[Via BBC News]

A recent study has found that in the US alone, 40% of food is thrown out, partly because of confusing date labels, telling consumers to "use by", "sell by" and "enjoy by" a certain time[.] Sometimes the dates that are put on the sides of food aren't necessarily in regards to how safe the food is to eat, sometimes it's just a notification of taste.

Dana Gunders a food scientist at the Natural Resources Defense Council (NRDC) told the BBC that much of the food that says it's expired is actually perfectly good to still eat.

In a report called, The Dating Game: How Confusing Food DateLabels Lead to Food Waste in America, from the NRDC and Harvard Food, Law, and Policy Clinic it’s clear that many foods are still good to eat after the date on the side of their packaging. Many foods have so many preservatives and artificial additives, that their shelf life is much strong than is actually perceived.

Eggs can last up to 3-5 weeks if they are kept at a cool refrigerator temperature.

Even if milk starts to stink, it is still drinkable, but it is stressed that it should be stored at cool temperatures and should not sit open at room temperature for long periods of time.
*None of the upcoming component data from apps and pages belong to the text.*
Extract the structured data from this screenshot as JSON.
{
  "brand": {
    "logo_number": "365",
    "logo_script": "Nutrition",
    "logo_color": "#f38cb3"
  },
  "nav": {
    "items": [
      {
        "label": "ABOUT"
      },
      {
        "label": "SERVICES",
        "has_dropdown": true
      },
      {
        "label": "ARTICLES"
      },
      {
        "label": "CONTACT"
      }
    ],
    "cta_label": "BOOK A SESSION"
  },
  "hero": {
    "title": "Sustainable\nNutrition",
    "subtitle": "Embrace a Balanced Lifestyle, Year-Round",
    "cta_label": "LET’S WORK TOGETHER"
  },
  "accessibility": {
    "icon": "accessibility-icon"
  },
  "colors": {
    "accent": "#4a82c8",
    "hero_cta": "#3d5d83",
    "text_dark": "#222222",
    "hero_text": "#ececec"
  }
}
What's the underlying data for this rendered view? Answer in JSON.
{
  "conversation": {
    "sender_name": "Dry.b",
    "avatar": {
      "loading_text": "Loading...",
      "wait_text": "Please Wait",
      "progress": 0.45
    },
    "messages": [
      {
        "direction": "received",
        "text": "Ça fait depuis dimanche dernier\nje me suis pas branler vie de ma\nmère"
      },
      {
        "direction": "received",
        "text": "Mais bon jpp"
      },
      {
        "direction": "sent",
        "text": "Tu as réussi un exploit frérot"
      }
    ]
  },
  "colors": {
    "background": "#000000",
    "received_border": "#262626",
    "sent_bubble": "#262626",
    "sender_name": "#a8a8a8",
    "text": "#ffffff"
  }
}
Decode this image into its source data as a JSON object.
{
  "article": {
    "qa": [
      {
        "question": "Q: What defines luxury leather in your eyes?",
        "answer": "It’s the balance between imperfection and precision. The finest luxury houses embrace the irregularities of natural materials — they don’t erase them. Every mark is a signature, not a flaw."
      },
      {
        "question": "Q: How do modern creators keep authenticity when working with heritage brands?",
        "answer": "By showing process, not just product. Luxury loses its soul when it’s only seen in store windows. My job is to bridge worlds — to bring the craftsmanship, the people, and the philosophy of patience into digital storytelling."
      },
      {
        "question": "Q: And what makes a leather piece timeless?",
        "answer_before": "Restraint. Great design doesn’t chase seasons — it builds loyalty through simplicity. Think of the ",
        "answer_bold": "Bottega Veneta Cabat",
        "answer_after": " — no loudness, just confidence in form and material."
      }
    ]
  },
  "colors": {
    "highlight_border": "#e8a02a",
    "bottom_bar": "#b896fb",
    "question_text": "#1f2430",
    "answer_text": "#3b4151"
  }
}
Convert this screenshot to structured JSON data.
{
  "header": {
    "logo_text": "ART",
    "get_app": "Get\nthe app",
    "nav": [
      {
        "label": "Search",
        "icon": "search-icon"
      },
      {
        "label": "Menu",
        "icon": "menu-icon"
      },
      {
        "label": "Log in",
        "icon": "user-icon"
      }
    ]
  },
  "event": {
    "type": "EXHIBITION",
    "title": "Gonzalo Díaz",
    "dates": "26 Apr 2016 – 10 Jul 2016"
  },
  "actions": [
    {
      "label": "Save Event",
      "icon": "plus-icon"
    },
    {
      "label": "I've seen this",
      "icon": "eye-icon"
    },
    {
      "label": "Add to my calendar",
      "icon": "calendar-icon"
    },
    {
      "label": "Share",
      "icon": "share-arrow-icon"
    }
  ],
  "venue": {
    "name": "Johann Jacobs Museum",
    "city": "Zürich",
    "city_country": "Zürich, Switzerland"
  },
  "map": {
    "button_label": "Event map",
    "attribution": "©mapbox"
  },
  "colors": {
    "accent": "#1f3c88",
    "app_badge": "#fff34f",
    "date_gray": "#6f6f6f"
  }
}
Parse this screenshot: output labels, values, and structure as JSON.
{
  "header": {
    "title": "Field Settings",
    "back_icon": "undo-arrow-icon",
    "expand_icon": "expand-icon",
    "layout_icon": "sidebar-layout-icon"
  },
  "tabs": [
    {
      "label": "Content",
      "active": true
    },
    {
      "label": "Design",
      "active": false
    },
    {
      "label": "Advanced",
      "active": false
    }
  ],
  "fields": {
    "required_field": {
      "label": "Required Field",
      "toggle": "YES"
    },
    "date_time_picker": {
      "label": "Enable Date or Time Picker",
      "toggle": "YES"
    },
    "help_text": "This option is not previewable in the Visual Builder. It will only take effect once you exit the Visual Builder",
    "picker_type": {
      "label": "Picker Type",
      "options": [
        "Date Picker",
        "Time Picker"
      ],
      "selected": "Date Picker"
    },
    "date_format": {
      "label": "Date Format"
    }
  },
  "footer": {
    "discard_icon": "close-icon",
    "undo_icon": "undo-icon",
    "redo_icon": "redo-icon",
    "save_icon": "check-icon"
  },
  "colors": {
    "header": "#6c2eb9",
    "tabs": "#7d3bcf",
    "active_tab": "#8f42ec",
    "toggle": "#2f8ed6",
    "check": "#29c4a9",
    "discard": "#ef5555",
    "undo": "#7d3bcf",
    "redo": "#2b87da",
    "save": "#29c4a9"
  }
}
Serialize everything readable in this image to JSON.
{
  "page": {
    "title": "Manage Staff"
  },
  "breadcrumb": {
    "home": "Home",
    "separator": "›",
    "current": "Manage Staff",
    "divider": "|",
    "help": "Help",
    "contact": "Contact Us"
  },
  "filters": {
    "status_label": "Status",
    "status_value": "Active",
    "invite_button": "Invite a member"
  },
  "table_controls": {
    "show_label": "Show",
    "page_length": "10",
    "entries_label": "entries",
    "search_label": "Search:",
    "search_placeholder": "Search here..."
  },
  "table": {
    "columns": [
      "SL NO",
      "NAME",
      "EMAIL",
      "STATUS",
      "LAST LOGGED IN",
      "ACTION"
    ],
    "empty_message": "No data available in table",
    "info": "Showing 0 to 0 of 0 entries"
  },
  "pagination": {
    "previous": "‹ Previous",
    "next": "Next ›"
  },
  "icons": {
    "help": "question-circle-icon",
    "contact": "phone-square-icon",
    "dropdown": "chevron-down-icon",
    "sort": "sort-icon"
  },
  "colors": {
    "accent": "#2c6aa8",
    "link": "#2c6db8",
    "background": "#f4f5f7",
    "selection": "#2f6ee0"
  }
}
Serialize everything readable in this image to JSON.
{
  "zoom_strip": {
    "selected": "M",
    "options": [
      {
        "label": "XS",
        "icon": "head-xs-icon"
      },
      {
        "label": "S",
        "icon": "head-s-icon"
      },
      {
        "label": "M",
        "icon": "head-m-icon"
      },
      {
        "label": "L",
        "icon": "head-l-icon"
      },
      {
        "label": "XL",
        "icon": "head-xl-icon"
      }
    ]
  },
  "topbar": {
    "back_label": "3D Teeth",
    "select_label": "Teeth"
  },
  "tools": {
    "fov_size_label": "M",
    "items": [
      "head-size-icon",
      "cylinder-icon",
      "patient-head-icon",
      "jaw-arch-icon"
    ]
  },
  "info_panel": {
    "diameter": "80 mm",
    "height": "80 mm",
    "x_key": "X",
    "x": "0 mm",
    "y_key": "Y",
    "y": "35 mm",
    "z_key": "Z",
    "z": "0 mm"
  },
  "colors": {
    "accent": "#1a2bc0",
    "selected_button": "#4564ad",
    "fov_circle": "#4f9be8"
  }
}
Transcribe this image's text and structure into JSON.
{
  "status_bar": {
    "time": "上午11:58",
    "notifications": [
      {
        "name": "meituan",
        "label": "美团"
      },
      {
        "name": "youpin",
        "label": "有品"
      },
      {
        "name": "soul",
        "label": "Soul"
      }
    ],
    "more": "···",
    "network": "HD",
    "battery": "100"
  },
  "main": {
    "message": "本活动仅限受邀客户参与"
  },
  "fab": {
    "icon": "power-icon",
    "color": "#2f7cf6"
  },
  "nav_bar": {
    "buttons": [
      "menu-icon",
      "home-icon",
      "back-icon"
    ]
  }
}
When chocolate gets that dry, white film on its outside, it’s not mold, it’s the result of too much exposure to air.

Tortilla chips aren't going to make you sick if they go a month after their expiration, they might taste stale. A good way to fix that is to throw them in the oven for a few minutes to make them crispy.

Finally, the article mentions yogurt can still be eaten up to six weeks after the expiration. The mold can be scraped off and the yogurt is still good.

Before you go eating moldy food and for more regarding expiration dates, read the full article, here.